Jean-Baptiste Poquelin, mostly known by his stage name Molière, (January 15, 1622 to February 17, 1673) was a French playwright and actor who is considered one of the greatest masters of comedy in Western literature. Among Molière's best-known dramas are Le Misanthrope (The Misanthrope), L'École des femmes (The School for Wives), Tartuffe ou L'Imposteur, (Tartuffe or the Hypocrite), L'Avare ou L'École du mensonge (The Miser), Le Malade imaginaire (The Imaginary Invalid), and Le Bourgeois gentilhomme (The Bourgeois Gentleman). Born into a prosperous family and having studied at the Collège de Clermont (now Lycée Louis-le-Grand), Molière was well suited to begin a life in the theatre. Thirteen years as an itinerant actor helped him polish his comic abilities while he began writing, combining Commedia dell'Arte elements with the more refined French comedy.
At the right is a portrait of Molière by Nicholas Mignard in the role of Julius Caesar.
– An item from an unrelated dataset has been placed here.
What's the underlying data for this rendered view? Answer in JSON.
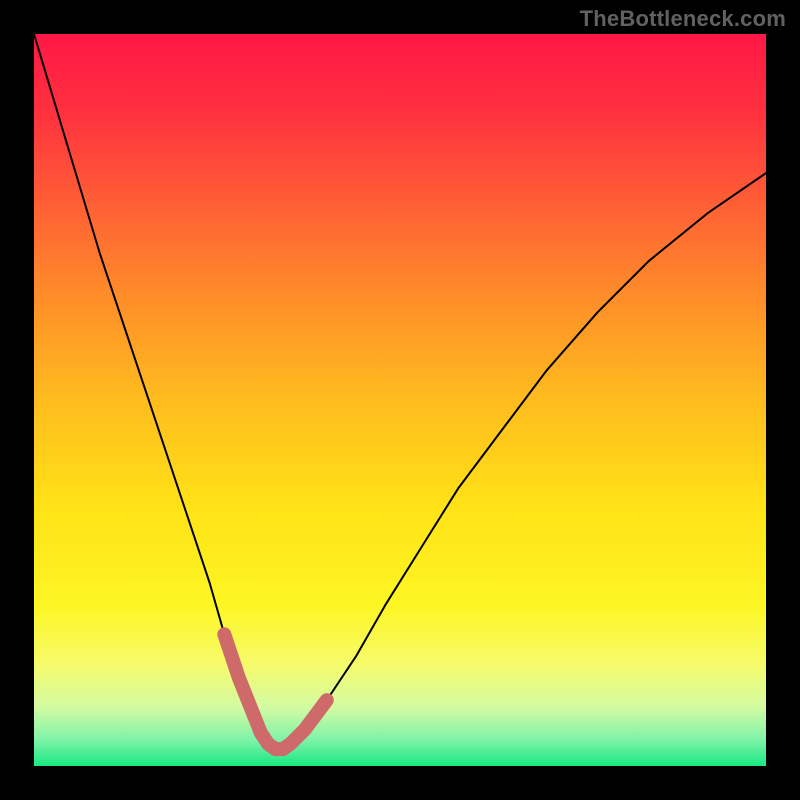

This painting is now in the Carnavalet Museum, Paris.
We will read Tartuffe.
The Misanthrope, Tartuffe, and Other Plays,
Oxford University Press; Reissue edition (July 15, 2008),